Regulators wouldn’t let Sherwin-Williams (SHW) buy Mexico’s Comex due to market share concerns. PPG (PPG) is ready to head down the same regulatory path, announcing Monday that it was acquiring the Mexican coatings and paint maker for $2.3 billion.
PPG’s presence in Mexico isn’t nearly as significant as its major competitor and likely won’t run into the same regulatory land mines. With the addition of Comex, PPG becomes a player in the South American architectural coatings business.
The deal raises the tough question: Is PPG stock a better buy than SHW?
Both stocks trade above $200. According to FinViz, only 44 U.S. stocks (market cap greater than $300 million) have achieved this despite the huge bull run we’v been on the past five years. Trading within five dollars of each other, PPG and SHW are up 10.5% and 13.8% year-to-date, respectively. Despite underperforming in the first half of 2014, PPG has held its own against SHW over the past half decade.
In the last 10 years, PPG has transformed itself from an industrial conglomerate into a coatings powerhouse. In 2004 approximately 56% of its $9.5 billion in annual revenue was from coatings. In 2013, coatings accounted for 85% of PPGs $15.1 billion in revenue. Glass, which is the G in PPG, only accounted for 7% of revenue, down 16 percentage points from a decade earlier. In its Q1 2014 report, glass represented less than 1% of PPG segment income. In fact, both its other segments — industrial coatings and performance coatings — generated operating profits that were almost equal to its glass business’s revenue.
As a result, PPG today is quite similar to Sherwin-Williams. You wouldn’t have said that a decade ago.
From a valuation perspective, I don’t think there’s any question PPG stock is undervalued when compared to SHW. While PPG’s enterprise value is 11.8 times EBITDA, SHWs is 16.5 or 40% greater. Meanwhile, their operating margins are very similar, sitting within 100 basis points of one another. When you consider that their dividend yields are virtually identical, there’s no argument that makes SHW the cheaper stock.
The big advantage for Sherwin-Williams are its 3,908 paint stores which generate approximately 75% of its overall revenue and give it much greater direct control over its customer base compared to PPG, which has approximately 1,000 stores. Most of those stores were added in 2013 when PPG acquired AkzoNobel’s (AKZOY) North American decorative paints business.
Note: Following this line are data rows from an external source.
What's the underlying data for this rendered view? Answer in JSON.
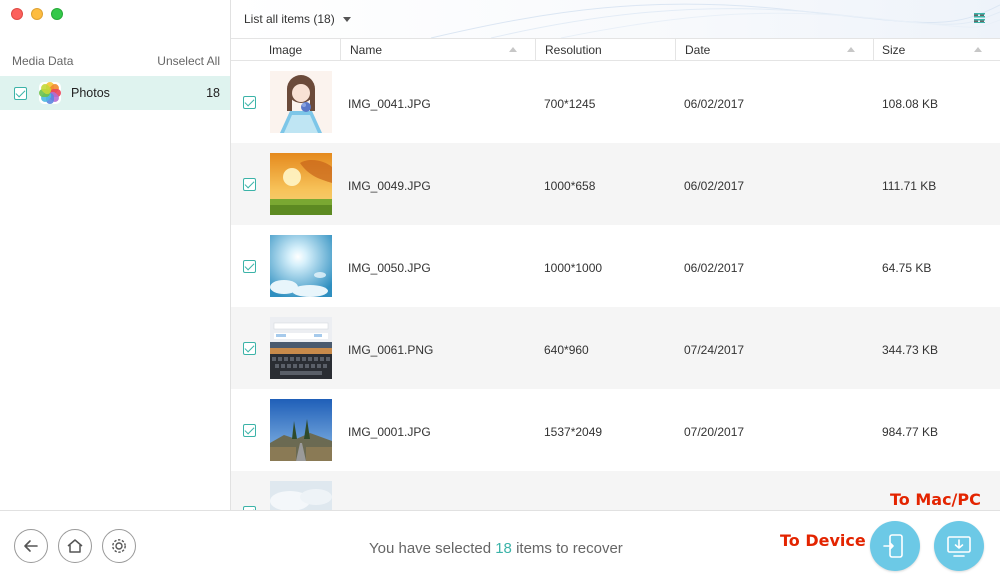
{
  "sidebar": {
    "header_title": "Media Data",
    "unselect_all": "Unselect All",
    "items": [
      {
        "label": "Photos",
        "count": "18",
        "checked": true,
        "icon": "photos-icon"
      }
    ]
  },
  "toolbar": {
    "filter_label": "List all items (18)",
    "view_grid_icon": "grid-view-icon",
    "view_list_icon": "list-view-icon"
  },
  "table": {
    "columns": [
      "Image",
      "Name",
      "Resolution",
      "Date",
      "Size"
    ],
    "rows": [
      {
        "name": "IMG_0041.JPG",
        "resolution": "700*1245",
        "date": "06/02/2017",
        "size": "108.08 KB",
        "checked": true
      },
      {
        "name": "IMG_0049.JPG",
        "resolution": "1000*658",
        "date": "06/02/2017",
        "size": "111.71 KB",
        "checked": true
      },
      {
        "name": "IMG_0050.JPG",
        "resolution": "1000*1000",
        "date": "06/02/2017",
        "size": "64.75 KB",
        "checked": true
      },
      {
        "name": "IMG_0061.PNG",
        "resolution": "640*960",
        "date": "07/24/2017",
        "size": "344.73 KB",
        "checked": true
      },
      {
        "name": "IMG_0001.JPG",
        "resolution": "1537*2049",
        "date": "07/20/2017",
        "size": "984.77 KB",
        "checked": true
      }
    ]
  },
  "bottom": {
    "status_prefix": "You have selected",
    "status_count": "18",
    "status_suffix": "items to recover",
    "to_device_label": "To Device",
    "to_mac_label": "To Mac/PC"
  },
  "colors": {
    "accent": "#3bb3a8",
    "selected_bg": "#dff3ef",
    "action_button": "#6cc9e6",
    "annotation": "#e32400"
  }
}
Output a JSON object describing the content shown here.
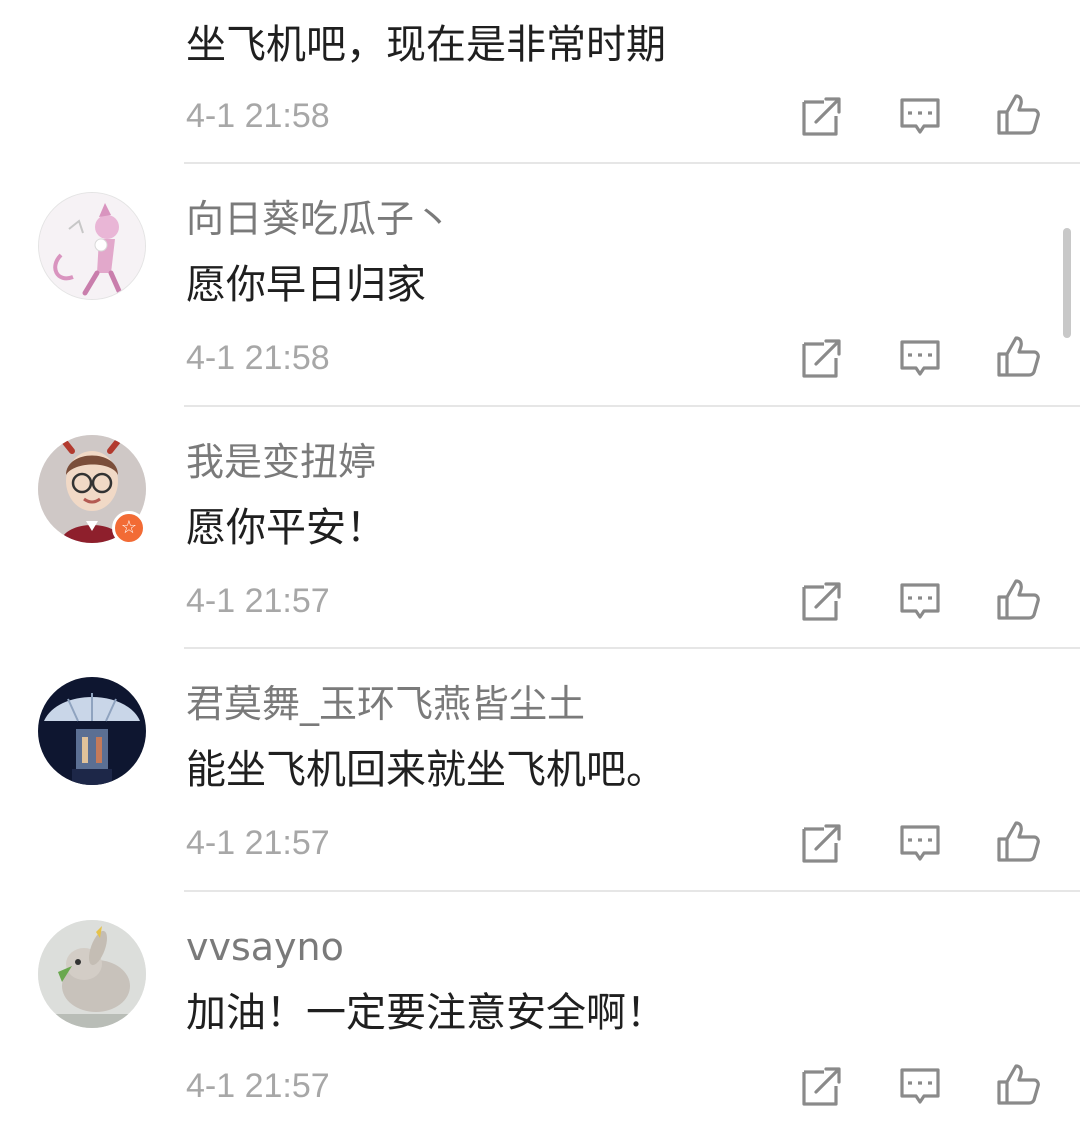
{
  "comments": [
    {
      "username": "",
      "text": "坐飞机吧，现在是非常时期",
      "time": "4-1 21:58",
      "avatar": "man-in-dark-outfit-avatar"
    },
    {
      "username": "向日葵吃瓜子丶",
      "text": "愿你早日归家",
      "time": "4-1 21:58",
      "avatar": "pink-cartoon-creature-avatar"
    },
    {
      "username": "我是变扭婷",
      "text": "愿你平安！",
      "time": "4-1 21:57",
      "avatar": "cartoon-girl-with-glasses-avatar",
      "badge": "☆"
    },
    {
      "username": "君莫舞_玉环飞燕皆尘土",
      "text": "能坐飞机回来就坐飞机吧。",
      "time": "4-1 21:57",
      "avatar": "umbrella-night-scene-avatar"
    },
    {
      "username": "vvsayno",
      "text": "加油！一定要注意安全啊！",
      "time": "4-1 21:57",
      "avatar": "bunny-eating-grass-avatar"
    }
  ],
  "actions": {
    "repost_icon": "repost-icon",
    "reply_icon": "reply-icon",
    "like_icon": "like-icon"
  },
  "colors": {
    "background": "#ffffff",
    "username": "#7a7a7a",
    "text": "#1f1f1f",
    "time": "#a7a7a7",
    "icon": "#8a8a8a",
    "divider": "#e6e6e6",
    "badge": "#f26b35"
  }
}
With almost four times as many company-owned stores in its network, SHW definitely is able to leave less to chance.
SHW has done a great job growing sales and earnings in recent years, and although it missed out on a great opportunity to grow its South American business with Comex, it still generates 7% of its revenue in Mexico and elsewhere. That means SHW should be able to keep up with PPG in Latin America. Perhaps a less contentious acquisition will come along that it can easily roll up into its business down there. In the meantime, it’s business as usual in Latin America.
PPG vs. SHW: Which is Better Buy?
Between the AkzoNobel acquisition last year, the disposition of its Transitions Optical business April 1, and the Comex acquisition announced Monday, PPG has managed to pivot its business into being an even stronger adversary in the paint and coatings business. Paying for Comex in cash, it will likely add to its debt in order to carry out its $2 billion share repurchase program approved by its board in April.
Once completed, the Comex deal pushes PPG’s coating business to $14 billion, or 93% of its overall revenue. Its Latin America business goes from 5% of revenue to 11% overall further diversifying its geographic footprint. The purchase is immediately accretive with anticipated synergies of 3% or more. Sherwin-Williams wanted Comex — PPG got it.
SHW and PPG are both great companies. However, on a valuation basis, PPG is clearly the better stock.
As of this writing, Will Ashworth did not own a position in any of the aforementioned securities.